Transportation Initiatives

Indego Bike Share
The City of Philadelphia and Independence Blue Cross are partnering to bring Indego to Philadelphia in spring 2015. Philadelphia will launch a bike share system with over 60 stations and 600 bikes and join other leading cities, including Washington DC, Boston, Chicago, New York, Denver, Toronto, Montreal, London and Paris, in offering a bike sharing system. Bike sharing is an affordable, healthy, safe, sustainable addition to a city’s transportation options. For more information about Indego, visit

Pedestrian Safety
In 2013 the City of Philadelphia experienced over 1800 pedestrians being hit by drivers and of those, 37 pedestrians were killed. In an effort to make our roads safer The City of Philadelphia received a competitive grant from the National Highway Traffic Safety Administration in 2014 to engage Philadelphians in a conversation around road safety in an innovative manner. The resulting campaign is It's Road Safety, Not Rocket Science.
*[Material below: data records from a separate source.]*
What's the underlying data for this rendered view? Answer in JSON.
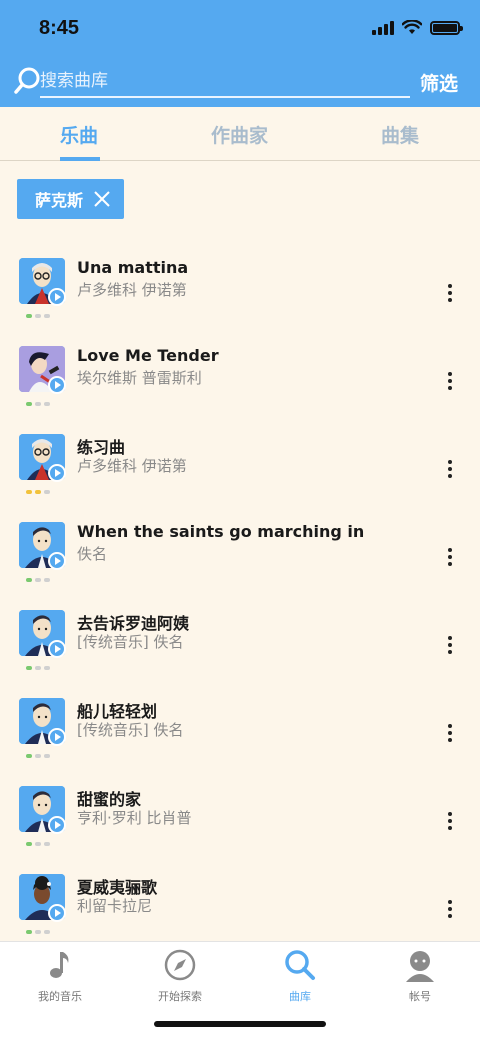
{
  "status": {
    "time": "8:45"
  },
  "search": {
    "placeholder": "搜索曲库",
    "filter_label": "筛选"
  },
  "tabs": [
    {
      "label": "乐曲",
      "active": true
    },
    {
      "label": "作曲家",
      "active": false
    },
    {
      "label": "曲集",
      "active": false
    }
  ],
  "filter_chip": {
    "label": "萨克斯"
  },
  "songs": [
    {
      "title": "Una mattina",
      "subtitle": "卢多维科 伊诺第",
      "avatar": "old-man-glasses",
      "difficulty": 1,
      "difficulty_color": "#7bc96f"
    },
    {
      "title": "Love Me Tender",
      "subtitle": "埃尔维斯 普雷斯利",
      "avatar": "singer-elvis",
      "difficulty": 1,
      "difficulty_color": "#7bc96f"
    },
    {
      "title": "练习曲",
      "subtitle": "卢多维科 伊诺第",
      "avatar": "old-man-glasses",
      "difficulty": 2,
      "difficulty_color": "#f2c23b"
    },
    {
      "title": "When the saints go marching in",
      "subtitle": "佚名",
      "avatar": "generic-man",
      "difficulty": 1,
      "difficulty_color": "#7bc96f"
    },
    {
      "title": "去告诉罗迪阿姨",
      "subtitle": "[传统音乐] 佚名",
      "avatar": "generic-man",
      "difficulty": 1,
      "difficulty_color": "#7bc96f"
    },
    {
      "title": "船儿轻轻划",
      "subtitle": "[传统音乐] 佚名",
      "avatar": "generic-man",
      "difficulty": 1,
      "difficulty_color": "#7bc96f"
    },
    {
      "title": "甜蜜的家",
      "subtitle": "亨利·罗利 比肖普",
      "avatar": "generic-man",
      "difficulty": 1,
      "difficulty_color": "#7bc96f"
    },
    {
      "title": "夏威夷骊歌",
      "subtitle": "利留卡拉尼",
      "avatar": "woman",
      "difficulty": 1,
      "difficulty_color": "#7bc96f"
    }
  ],
  "tabbar": [
    {
      "label": "我的音乐",
      "icon": "music-note-icon",
      "active": false
    },
    {
      "label": "开始探索",
      "icon": "compass-icon",
      "active": false
    },
    {
      "label": "曲库",
      "icon": "search-icon",
      "active": true
    },
    {
      "label": "帐号",
      "icon": "user-icon",
      "active": false
    }
  ],
  "colors": {
    "accent": "#55a9f0",
    "background": "#fdf6ea"
  }
}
Growing Philadelphia’s Bike Lane Network
Philadelphia has well over 200 miles of bike lanes. MOTU’s challenge has been to connect the disparate legs of this network and bring those who ride bikes into the heart of Philadelphia. The Spruce – Pine Bike Lanes connect both sides of Center City with a protected bike lane. Planned North-South Connectors will make it easier for bicyclists to come into Center City. MOTU’s bike lane network expansion has made it easier for bicyclists to get around and has made it safer for everybody. For a map and comprehensive listing of Philadelphia's Bike Routes, click here. (Photo by Kyle Gradinger)

Transit First
The Transit First Initiative is a collaborative venture between the City of Philadelphia and SEPTA, to smooth inefficiencies between City and SEPTA operations and improve transit service on key routes. The Transit First Initiative has helped improve operations at the Frankford Transportation Center, was the force behind upcoming transit signal prioritization projects on key corridors.

South Street Bridge
When the South Street Bridge closed in December of 2008, the Mayor’s Office of Transportation and Utilities worked closely with local stakeholders to make sure that when it was rebuilt, it would serve all users, from pedestrians to bicyclists, and not just motorists. The bridge re-opened in November 2010, on budget and on schedule, to great public fanfare.

40th Street Bridge
The 40th Street Bridge currently spans over AMTRAK’s New York-Harrisburg- Pittsburgh line. SEPTA’s Main Line Commuter trains also share these tracks. Due to structural deficiencies, the current bridge was closed to traffic on August 17, 2007. On December 15, 2010, construction work commenced to completely remove and replace the existing 40th Street Bridge. The new 40th Street Bridge is being built along the same alignment, with slightly wider sidewalks. The bridge reopened in November 2010.

Airport Expansion
The Philadelphia International Airport (PHL) is Philadelphia’s gateway to the world. The Office has supported the Airport’s FAA approved $5.2 billion expansion which aims to reduce chronic delays and accommodate 50 years worth of growth in traffic. This expansion will lengthen two runways, build a fifth runway, and develop a new commuter terminal, additional gates, parking, and an automated “people mover” along with a new hub for rental cars. The project will take 13 years to complete, by which point the airport will be serving approximately 60 million passengers and will reduce delay time to 5.2 minutes. The project will create 2,880 airport jobs once complete and will employ 3,700 construction jobs a year during construction.

Center City Mobility Enhancement
Philadelphians love to complain, and they love to complain about traffic. However the Mayor’s Office of Transportation and Utilities is trying to make sure that they have less to complain about, and is working with the Parking Authority and with the Police Department to relieve congestion.

Schuylkill River Parks Connector Bridge
In 2007, the City and CSX signed an agreement to allow at-grade crossing of CSX’s tracks in order to access the Schuylkill River. As a part of the agreement, the City built a bridge crossing the tracks near Locust St. This bridge provides access to the Schuylkill River trail from Center City without the need to cross railroad tracks.